Brown invited a committee of Church leaders from Washington D.C. to help make the final selection. Robert W. Barker headed the Washington contingent, which included J. W. Marriott, Milan Smith, Julian Lowe, and a few other members of the stake presidencies in the D.C. area. Sid Foulger was invited to join them.

On the morning of Monday, April 7, the First Presidency, represented by Brown
and Second Counselor N. Eldon Tanner, presided over the gathering in Garff’s office in Salt Lake City. They pored over the exhibits, and then Barker announced that the Washington delegation was “unanimous for the six-spired model.” Garff agreed on behalf of the Church Building Committee. Brown, having conferred with Tanner, smiled and said, “It’s a good thing you Brethren are in tune, because the First Presidency favors that model as well.”

President McKay’s Approval

The model was carried into President David O. McKay’s apartment in the nearby Hotel Utah and placed in front of him on a table. Barker wrote an account of the meeting with the ninety-five-year-old prophet:

At that time, President McKay’s alertness was most profound, but his ability to talk due to trouble with the muscles in his throat was somewhat impaired. President Milan Smith sat right beside him and could understand what he was saying better than some of the rest of us and when Milan would correct the impressions that some of us had, President McKay would nod and thank him.

After looking at the model for a few minutes, he asked Mark Garff whether the temple would be built of white marble and where it would come from. He was told that it would be Alabama Marble located near the Georgia border.

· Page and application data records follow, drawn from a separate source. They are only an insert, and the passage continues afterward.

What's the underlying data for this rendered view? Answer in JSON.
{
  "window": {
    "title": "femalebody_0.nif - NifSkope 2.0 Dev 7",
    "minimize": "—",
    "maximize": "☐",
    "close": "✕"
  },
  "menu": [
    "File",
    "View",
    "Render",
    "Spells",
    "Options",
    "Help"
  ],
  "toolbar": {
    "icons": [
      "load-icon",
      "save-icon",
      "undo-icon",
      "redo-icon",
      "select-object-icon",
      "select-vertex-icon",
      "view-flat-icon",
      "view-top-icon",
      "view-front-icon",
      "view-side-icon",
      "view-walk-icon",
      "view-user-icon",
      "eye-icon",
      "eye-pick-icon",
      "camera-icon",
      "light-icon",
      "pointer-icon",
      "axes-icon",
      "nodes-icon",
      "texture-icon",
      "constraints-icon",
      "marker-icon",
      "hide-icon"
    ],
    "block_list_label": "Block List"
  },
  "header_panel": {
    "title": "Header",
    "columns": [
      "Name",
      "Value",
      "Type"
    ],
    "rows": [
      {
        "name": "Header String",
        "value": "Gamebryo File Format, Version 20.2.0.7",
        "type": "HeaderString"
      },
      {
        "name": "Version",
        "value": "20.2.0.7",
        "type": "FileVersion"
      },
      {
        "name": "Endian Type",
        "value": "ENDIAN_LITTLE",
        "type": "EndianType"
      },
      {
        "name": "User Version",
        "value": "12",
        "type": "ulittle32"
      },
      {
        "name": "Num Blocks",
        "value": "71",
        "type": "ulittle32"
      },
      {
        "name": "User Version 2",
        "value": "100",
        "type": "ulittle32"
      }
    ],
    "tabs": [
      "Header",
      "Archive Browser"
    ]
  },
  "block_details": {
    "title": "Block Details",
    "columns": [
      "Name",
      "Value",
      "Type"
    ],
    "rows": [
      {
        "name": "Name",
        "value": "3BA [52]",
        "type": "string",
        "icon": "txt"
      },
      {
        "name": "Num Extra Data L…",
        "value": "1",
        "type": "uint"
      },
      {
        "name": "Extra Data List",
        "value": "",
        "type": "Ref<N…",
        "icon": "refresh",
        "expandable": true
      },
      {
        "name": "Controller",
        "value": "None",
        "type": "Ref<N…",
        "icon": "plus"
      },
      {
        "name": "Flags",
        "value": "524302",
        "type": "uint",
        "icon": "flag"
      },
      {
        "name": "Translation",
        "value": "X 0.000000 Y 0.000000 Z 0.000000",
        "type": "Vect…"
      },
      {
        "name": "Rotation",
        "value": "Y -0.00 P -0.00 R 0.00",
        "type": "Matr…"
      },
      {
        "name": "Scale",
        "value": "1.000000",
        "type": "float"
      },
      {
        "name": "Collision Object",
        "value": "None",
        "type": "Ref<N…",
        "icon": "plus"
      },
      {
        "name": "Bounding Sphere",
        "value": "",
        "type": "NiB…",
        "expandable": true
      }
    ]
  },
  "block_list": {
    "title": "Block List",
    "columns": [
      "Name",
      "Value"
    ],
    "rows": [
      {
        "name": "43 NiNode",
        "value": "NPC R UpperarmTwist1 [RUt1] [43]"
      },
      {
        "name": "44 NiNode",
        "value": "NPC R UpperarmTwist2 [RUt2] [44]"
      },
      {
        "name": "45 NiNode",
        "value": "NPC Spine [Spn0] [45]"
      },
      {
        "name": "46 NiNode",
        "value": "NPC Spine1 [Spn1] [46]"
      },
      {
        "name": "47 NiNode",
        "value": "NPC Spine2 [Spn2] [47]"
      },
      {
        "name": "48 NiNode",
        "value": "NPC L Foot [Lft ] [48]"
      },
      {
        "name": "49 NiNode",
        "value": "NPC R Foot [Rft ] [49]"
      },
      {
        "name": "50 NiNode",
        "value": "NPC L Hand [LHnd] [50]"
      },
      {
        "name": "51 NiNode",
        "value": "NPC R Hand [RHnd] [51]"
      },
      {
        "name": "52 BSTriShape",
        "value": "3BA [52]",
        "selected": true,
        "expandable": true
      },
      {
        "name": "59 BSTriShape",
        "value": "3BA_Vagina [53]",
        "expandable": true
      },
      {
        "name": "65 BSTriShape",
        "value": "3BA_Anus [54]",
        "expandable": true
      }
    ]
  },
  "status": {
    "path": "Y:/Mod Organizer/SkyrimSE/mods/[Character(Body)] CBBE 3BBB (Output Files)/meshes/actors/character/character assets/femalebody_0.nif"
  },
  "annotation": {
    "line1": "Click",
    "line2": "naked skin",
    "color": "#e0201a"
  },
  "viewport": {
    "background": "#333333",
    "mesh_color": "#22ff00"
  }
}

He then looked at the steeples and asked whether they would be finished in gold. This was not apparent from the model and Mark said that was exactly what was planned and explained how it would be of steel with a gold finish.

We discussed for a few minutes the details of the marble …

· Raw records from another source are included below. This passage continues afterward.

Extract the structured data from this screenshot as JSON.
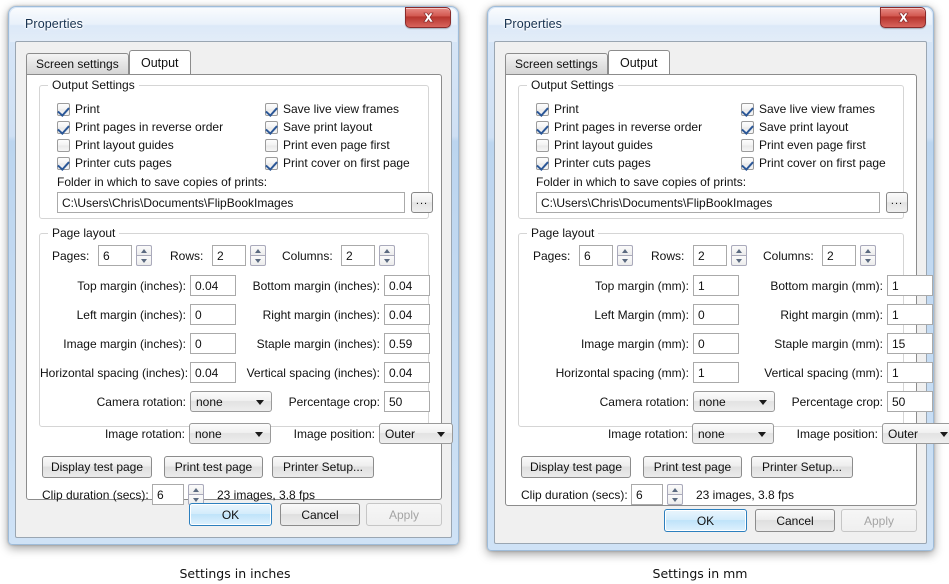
{
  "captions": {
    "left": "Settings in inches",
    "right": "Settings in mm"
  },
  "dialogs": [
    {
      "title": "Properties",
      "close_icon": "close-x-icon",
      "tabs": [
        {
          "label": "Screen settings",
          "active": false
        },
        {
          "label": "Output",
          "active": true
        }
      ],
      "output_settings": {
        "legend": "Output Settings",
        "checkboxes_left": [
          {
            "label": "Print",
            "checked": true
          },
          {
            "label": "Print pages in reverse order",
            "checked": true
          },
          {
            "label": "Print layout guides",
            "checked": false
          },
          {
            "label": "Printer cuts pages",
            "checked": true
          }
        ],
        "checkboxes_right": [
          {
            "label": "Save live view frames",
            "checked": true
          },
          {
            "label": "Save print layout",
            "checked": true
          },
          {
            "label": "Print even page first",
            "checked": false
          },
          {
            "label": "Print cover on first page",
            "checked": true
          }
        ],
        "folder_label": "Folder in which to save copies of prints:",
        "folder_value": "C:\\Users\\Chris\\Documents\\FlipBookImages",
        "browse_label": "..."
      },
      "page_layout": {
        "legend": "Page layout",
        "pages_label": "Pages:",
        "pages_value": "6",
        "rows_label": "Rows:",
        "rows_value": "2",
        "columns_label": "Columns:",
        "columns_value": "2",
        "top_margin_label": "Top margin (inches):",
        "top_margin_value": "0.04",
        "bottom_margin_label": "Bottom margin (inches):",
        "bottom_margin_value": "0.04",
        "left_margin_label": "Left margin (inches):",
        "left_margin_value": "0",
        "right_margin_label": "Right margin (inches):",
        "right_margin_value": "0.04",
        "image_margin_label": "Image margin (inches):",
        "image_margin_value": "0",
        "staple_margin_label": "Staple margin (inches):",
        "staple_margin_value": "0.59",
        "h_spacing_label": "Horizontal spacing (inches):",
        "h_spacing_value": "0.04",
        "v_spacing_label": "Vertical spacing (inches):",
        "v_spacing_value": "0.04",
        "camera_rotation_label": "Camera rotation:",
        "camera_rotation_value": "none",
        "percentage_crop_label": "Percentage crop:",
        "percentage_crop_value": "50",
        "image_rotation_label": "Image rotation:",
        "image_rotation_value": "none",
        "image_position_label": "Image position:",
        "image_position_value": "Outer"
      },
      "actions": {
        "display_test_page": "Display test page",
        "print_test_page": "Print test page",
        "printer_setup": "Printer Setup...",
        "clip_duration_label": "Clip duration (secs):",
        "clip_duration_value": "6",
        "clip_info": "23 images, 3.8 fps"
      },
      "footer": {
        "ok": "OK",
        "cancel": "Cancel",
        "apply": "Apply"
      }
    },
    {
      "title": "Properties",
      "close_icon": "close-x-icon",
      "tabs": [
        {
          "label": "Screen settings",
          "active": false
        },
        {
          "label": "Output",
          "active": true
        }
      ],
      "output_settings": {
        "legend": "Output Settings",
        "checkboxes_left": [
          {
            "label": "Print",
            "checked": true
          },
          {
            "label": "Print pages in reverse order",
            "checked": true
          },
          {
            "label": "Print layout guides",
            "checked": false
          },
          {
            "label": "Printer cuts pages",
            "checked": true
          }
        ],
        "checkboxes_right": [
          {
            "label": "Save live view frames",
            "checked": true
          },
          {
            "label": "Save print layout",
            "checked": true
          },
          {
            "label": "Print even page first",
            "checked": false
          },
          {
            "label": "Print cover on first page",
            "checked": true
          }
        ],
        "folder_label": "Folder in which to save copies of prints:",
        "folder_value": "C:\\Users\\Chris\\Documents\\FlipBookImages",
        "browse_label": "..."
      },
      "page_layout": {
        "legend": "Page layout",
        "pages_label": "Pages:",
        "pages_value": "6",
        "rows_label": "Rows:",
        "rows_value": "2",
        "columns_label": "Columns:",
        "columns_value": "2",
        "top_margin_label": "Top margin (mm):",
        "top_margin_value": "1",
        "bottom_margin_label": "Bottom margin (mm):",
        "bottom_margin_value": "1",
        "left_margin_label": "Left Margin (mm):",
        "left_margin_value": "0",
        "right_margin_label": "Right margin (mm):",
        "right_margin_value": "1",
        "image_margin_label": "Image margin (mm):",
        "image_margin_value": "0",
        "staple_margin_label": "Staple margin (mm):",
        "staple_margin_value": "15",
        "h_spacing_label": "Horizontal spacing (mm):",
        "h_spacing_value": "1",
        "v_spacing_label": "Vertical spacing (mm):",
        "v_spacing_value": "1",
        "camera_rotation_label": "Camera rotation:",
        "camera_rotation_value": "none",
        "percentage_crop_label": "Percentage crop:",
        "percentage_crop_value": "50",
        "image_rotation_label": "Image rotation:",
        "image_rotation_value": "none",
        "image_position_label": "Image position:",
        "image_position_value": "Outer"
      },
      "actions": {
        "display_test_page": "Display test page",
        "print_test_page": "Print test page",
        "printer_setup": "Printer Setup...",
        "clip_duration_label": "Clip duration (secs):",
        "clip_duration_value": "6",
        "clip_info": "23 images, 3.8 fps"
      },
      "footer": {
        "ok": "OK",
        "cancel": "Cancel",
        "apply": "Apply"
      }
    }
  ]
}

Even in his advanced age, it was amazing to me how alert President McKay was and how visionary he was in seeing the potential which might be made out of the model.

After the discussion, President Brown told President McKay that the Brethren from Washington and the Church Building Committee have made their presentation, and your counselors are all here if you wish any advice on the proposal.

President McKay chuckled and looked around at his counselors and, with a twinkle in his eye, said “Yes, that is one thing I have plenty of— counsel.”

President Brown then said, “President McKay, we await your instructions as to whether you desire to proceed with the construction of the temple.”

President McKay looked at the model again for a few minutes and then said, “I don’t see any reason why we shouldn’t go right ahead.”

Following the meeting, Smith and Barker thought it would be wise to consult with senior Apostle Harold B. Lee, who had initially opposed the project but who had since added his support. Lee and the full Quorum of the Twelve Apostles approved the plan three days later.

But the design work was just beginning. The first phase—an overall exterior design in the form of a rough rendering—made up less than one percent of the work needed to complete a full set of architectural blueprints, with specifications down to the millimeter. The four-man team with the assistance of others took nearly two years to complete the work necessary to prepare it for construction bidding.

It is nothing short of extraordinary that the four architects accomplished their task without major differences or personal animosity. According to Wilcox, much of the unusual harmony came from the example of their unassuming leader, Fred Markham. “Brother Markham provided excellent leadership throughout the entire design and construction process. . . . He took the full responsibility for writing all specifications, an awesome task. He kept our committee moving and took a great personal interest in the success of the project”

In his Testimony, Wilcox hailed the “sweet and happy association with my fellow architects, and with all those who participated in the building processes developed from the very beginning [which] continued all through the design and construction processes. [This] great spirit of unity and love was felt by all who associated with the work [because] this was to be a House of the Lord.”